MNA Life Style Desk: You have so many good reasons to keep your family’s teeth and gums healthy. New research suggests that gum disease can lead to other problems in the body, including increased risk of heart disease.
Start children early
Despite great strides in decay prevention, one in four young children develops signs of tooth decay before they start school. Half of all children between the ages of 12 and 15 have cavities. Dental care should begin as soon as a child’s first tooth appears, usually around six months.
Seal off trouble
Permanent molars come in around age 6. Thin protective coatings applied to the chewing surfaces of the back teeth can prevent decay in the pits and fissures. According to the Centers for Disease Control and Prevention, sealants can significantly reduce caries. Yet only one in three U.S. kids receives dental sealants. Talk to your dental professional.
Don’t use too much fluoride
The single biggest advance in oral health has been fluoride, which strengthens enamel, making it less likely to decay.

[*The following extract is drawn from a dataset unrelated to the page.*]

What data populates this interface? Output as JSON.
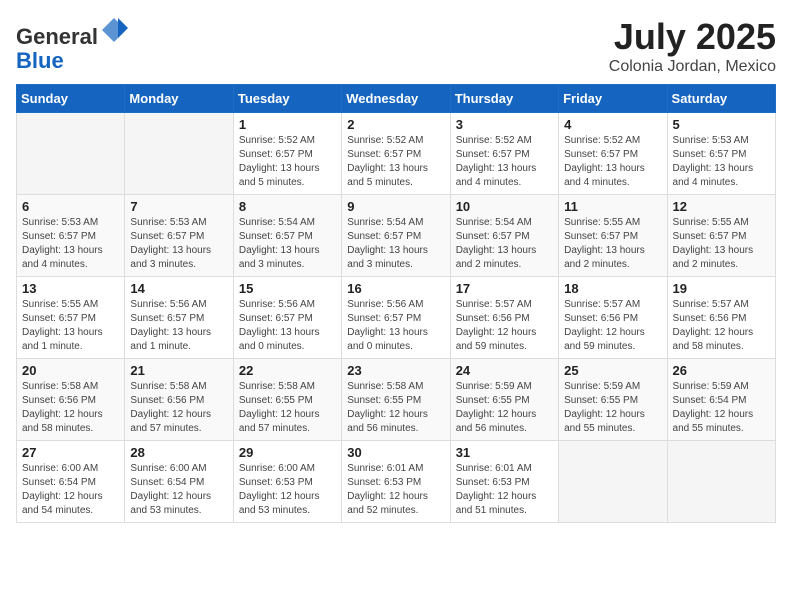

If your water isn’t fluoridated, talk to your dental professional, who may suggest putting a fluoride application on your teeth. Many toothpastes and mouth rinses also contain fluoride. Fluoride should be used sparingly in young children — no more than a pea-sized dab on the toothbrush. Too much can cause white spots on teeth.
Brush twice a day and floss daily
Gum disease and tooth decay remain big problems — and not just for older people. Three-fourths of teenagers have gums that bleed. Toothbrushes should be changed 3 to 4 times a year. Teenagers with braces may need to use special toothbrushes and other oral hygiene tools to brush their teeth. Talk to your dentist or orthodontist. Older people with arthritis or other problems may have trouble holding a toothbrush or using floss. Some people find it easier to use an electric toothbrush.